- Vito Scotti returns as the Japanese Sailor
- Bob Denver as Gilligan
- Alan Hale Jr. as The Skipper
- Jim Backus as Mr. Howell
- Natalie Schafer as Mrs. Howell
- Tina Louise as Ginger
- Dawn Wells as Mary Ann
- Russell Johnson as The Professor
- This is the second of two episodes to feature the Japanese Sailor character, played by Vito Scotti, who would go on to play Dr. Boris Balinkoff in the series.
- This is one of the few episodes in the series to pick up on earlier events in the series.
- Gilligan mentions this episode occurs in November, suggesting that the Castaways have been on the island longer than this episode in the series.

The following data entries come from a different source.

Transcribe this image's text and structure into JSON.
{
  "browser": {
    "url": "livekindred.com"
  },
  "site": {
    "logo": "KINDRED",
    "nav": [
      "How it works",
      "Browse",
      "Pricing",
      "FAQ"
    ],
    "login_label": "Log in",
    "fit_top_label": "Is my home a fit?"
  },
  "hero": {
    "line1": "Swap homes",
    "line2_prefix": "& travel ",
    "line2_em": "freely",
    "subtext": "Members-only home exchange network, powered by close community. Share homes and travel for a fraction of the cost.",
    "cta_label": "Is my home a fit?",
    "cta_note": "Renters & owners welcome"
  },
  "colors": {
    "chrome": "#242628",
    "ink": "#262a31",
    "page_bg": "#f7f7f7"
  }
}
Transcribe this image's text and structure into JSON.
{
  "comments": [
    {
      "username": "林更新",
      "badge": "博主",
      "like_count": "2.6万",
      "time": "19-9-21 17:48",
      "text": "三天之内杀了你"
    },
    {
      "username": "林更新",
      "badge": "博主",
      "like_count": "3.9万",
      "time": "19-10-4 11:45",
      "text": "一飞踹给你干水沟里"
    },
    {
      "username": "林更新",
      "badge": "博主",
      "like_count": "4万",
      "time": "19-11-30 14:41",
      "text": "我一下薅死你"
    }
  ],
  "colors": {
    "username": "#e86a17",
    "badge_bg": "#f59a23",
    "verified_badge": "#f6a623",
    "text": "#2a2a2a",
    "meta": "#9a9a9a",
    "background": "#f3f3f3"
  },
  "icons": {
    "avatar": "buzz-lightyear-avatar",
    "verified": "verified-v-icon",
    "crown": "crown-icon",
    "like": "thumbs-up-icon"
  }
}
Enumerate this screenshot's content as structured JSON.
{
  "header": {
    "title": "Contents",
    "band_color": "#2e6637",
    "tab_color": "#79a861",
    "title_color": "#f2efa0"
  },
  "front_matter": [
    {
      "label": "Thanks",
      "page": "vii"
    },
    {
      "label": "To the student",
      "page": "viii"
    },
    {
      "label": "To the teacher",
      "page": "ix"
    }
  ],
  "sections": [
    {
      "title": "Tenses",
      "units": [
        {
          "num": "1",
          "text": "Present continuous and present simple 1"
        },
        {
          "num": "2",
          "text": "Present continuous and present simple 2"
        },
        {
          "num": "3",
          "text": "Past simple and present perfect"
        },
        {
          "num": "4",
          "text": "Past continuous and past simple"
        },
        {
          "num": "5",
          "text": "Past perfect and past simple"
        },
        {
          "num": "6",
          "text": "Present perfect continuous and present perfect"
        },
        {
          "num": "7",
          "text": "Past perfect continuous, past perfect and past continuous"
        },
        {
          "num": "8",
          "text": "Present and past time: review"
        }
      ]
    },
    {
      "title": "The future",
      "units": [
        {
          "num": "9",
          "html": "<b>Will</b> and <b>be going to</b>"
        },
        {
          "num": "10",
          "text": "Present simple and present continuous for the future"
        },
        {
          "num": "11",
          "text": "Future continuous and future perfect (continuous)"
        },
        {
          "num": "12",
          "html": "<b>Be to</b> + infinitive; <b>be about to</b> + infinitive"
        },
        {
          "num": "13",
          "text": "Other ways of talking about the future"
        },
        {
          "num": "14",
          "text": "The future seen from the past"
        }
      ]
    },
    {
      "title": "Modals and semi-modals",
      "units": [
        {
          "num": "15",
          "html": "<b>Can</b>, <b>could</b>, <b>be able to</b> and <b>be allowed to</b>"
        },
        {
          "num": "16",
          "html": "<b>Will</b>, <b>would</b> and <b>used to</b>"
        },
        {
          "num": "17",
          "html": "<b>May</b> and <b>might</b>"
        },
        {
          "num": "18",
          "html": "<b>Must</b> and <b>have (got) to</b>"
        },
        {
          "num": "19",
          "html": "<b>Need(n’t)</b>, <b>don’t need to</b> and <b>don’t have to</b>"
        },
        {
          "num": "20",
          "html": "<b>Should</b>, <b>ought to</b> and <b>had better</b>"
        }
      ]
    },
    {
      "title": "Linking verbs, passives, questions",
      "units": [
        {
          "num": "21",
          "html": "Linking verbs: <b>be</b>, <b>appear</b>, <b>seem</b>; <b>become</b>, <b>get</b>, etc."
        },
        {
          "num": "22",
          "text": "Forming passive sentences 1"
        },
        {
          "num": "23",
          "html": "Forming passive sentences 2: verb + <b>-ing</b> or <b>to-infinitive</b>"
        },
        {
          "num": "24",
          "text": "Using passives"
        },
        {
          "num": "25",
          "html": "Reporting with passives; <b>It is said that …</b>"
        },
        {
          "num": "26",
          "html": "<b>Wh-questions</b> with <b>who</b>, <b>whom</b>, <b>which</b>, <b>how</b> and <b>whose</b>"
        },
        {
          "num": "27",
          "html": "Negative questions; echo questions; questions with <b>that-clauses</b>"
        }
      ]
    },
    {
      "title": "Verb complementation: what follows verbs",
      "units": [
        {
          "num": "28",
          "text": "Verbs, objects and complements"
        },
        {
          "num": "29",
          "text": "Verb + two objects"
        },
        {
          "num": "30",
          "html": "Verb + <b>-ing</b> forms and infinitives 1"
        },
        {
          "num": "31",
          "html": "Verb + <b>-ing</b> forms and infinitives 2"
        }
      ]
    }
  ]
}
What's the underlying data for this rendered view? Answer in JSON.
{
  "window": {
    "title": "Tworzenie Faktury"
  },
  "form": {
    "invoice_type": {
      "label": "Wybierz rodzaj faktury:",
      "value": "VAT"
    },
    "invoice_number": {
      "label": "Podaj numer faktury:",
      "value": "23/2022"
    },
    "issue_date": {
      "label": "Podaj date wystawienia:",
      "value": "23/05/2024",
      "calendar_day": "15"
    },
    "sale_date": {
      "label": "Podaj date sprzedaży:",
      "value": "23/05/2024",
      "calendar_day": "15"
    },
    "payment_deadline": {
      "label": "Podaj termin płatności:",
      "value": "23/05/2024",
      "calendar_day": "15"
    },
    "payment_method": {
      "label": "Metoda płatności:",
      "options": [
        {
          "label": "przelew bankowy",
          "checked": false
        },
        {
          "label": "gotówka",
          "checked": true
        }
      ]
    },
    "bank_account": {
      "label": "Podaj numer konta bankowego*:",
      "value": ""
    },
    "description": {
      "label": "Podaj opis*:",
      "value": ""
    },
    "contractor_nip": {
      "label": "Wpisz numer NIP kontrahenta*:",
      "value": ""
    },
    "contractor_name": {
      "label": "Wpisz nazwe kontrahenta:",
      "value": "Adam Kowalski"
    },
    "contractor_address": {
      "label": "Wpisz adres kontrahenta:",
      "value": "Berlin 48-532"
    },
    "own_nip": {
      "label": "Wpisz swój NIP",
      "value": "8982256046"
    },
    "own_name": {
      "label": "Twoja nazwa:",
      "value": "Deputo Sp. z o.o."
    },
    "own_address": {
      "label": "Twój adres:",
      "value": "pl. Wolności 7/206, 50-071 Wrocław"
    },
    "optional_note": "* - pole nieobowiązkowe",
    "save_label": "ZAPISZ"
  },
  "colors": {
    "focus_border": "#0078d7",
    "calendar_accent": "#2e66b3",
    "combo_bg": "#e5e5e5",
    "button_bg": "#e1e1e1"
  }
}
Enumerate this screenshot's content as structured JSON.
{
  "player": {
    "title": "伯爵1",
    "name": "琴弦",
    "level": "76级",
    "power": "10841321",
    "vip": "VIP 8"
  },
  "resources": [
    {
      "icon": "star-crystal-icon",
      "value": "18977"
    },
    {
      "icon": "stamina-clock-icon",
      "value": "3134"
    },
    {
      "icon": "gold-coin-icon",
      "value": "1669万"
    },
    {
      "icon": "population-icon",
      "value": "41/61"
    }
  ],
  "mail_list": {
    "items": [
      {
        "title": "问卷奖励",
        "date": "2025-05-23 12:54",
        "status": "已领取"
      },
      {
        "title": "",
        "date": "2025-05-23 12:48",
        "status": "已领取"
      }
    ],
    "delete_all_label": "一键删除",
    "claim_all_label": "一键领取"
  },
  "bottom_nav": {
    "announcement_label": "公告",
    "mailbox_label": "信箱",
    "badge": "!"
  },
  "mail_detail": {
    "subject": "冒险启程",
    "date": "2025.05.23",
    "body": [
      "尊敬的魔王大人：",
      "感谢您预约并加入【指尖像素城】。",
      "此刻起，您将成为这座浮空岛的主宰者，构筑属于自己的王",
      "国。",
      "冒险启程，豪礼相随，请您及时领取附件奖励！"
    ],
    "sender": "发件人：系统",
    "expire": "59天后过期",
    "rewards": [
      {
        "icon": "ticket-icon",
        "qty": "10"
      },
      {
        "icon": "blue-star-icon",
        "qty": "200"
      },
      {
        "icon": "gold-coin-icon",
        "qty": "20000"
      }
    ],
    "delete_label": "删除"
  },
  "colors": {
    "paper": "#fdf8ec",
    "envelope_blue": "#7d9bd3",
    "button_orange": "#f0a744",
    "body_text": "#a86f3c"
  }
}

- In the close-ups of Gilligan's diary, it has writing on its cover reading, "Dear Diary." The writing is missing from the cover he tosses into the lagoon.
- In his diary, Gilligan confesses to having a crush on Ginger, evident in her playing his wife or girlfriend in dream sequences.
- Gilligan - "I wanna talk to the others long enough to find out why they're mad at me."
Mrs. Howell - "Oh that. Thurston explained that to me all last night."
Gilligan - "What did he say?"
Mrs. Howell - "Well, it has something to do with your diary. How did he put it? That nasty habit you have of always telling the truth."
Gilligan - "All I did was write down what happened. I didn't make anything up."
Mrs. Howell - "That's probably why it's the truth."
- Gilligan - "I bet you wouldn't be mad at me because of my diary; I wrote that I think of you as my mother."
Mrs. Howell - "Oh, Gilligan, that's sweet of you, but I don't think I'll mention it to Thurston."
Gilligan - "Why not?"
Mrs. Howell - "Well, I have an idea he wouldn't like to be considered your father."
- Gilligan - "Are you a bird watcher?"
Ginger - "I was looking for a bird."
Gilligan - "Me too. Today I saw a turquoise-browed mott-mott and a European poo-poo."
Ginger - "It must have been fun."
Gilligan - "What kind are you looking for?"
Ginger - "Baltimore oriole."
Gilligan - "That's a baseball player."
Ginger - "Yeah."
- Gilligan - "I call it Dear Diary."
Professor - "And you've been keeping it hidden?"
Gilligan - "I hid it real good."
Professor - "Are you sure?"
Gilligan - "I'm positive, because I forgot where I hid it."
- Japanese Sailor - "I now give you famous Japanese water torture."
Gilligan - "I thought it was Chinese water torture."
Japanese Sailor - "They copied it from Japan!"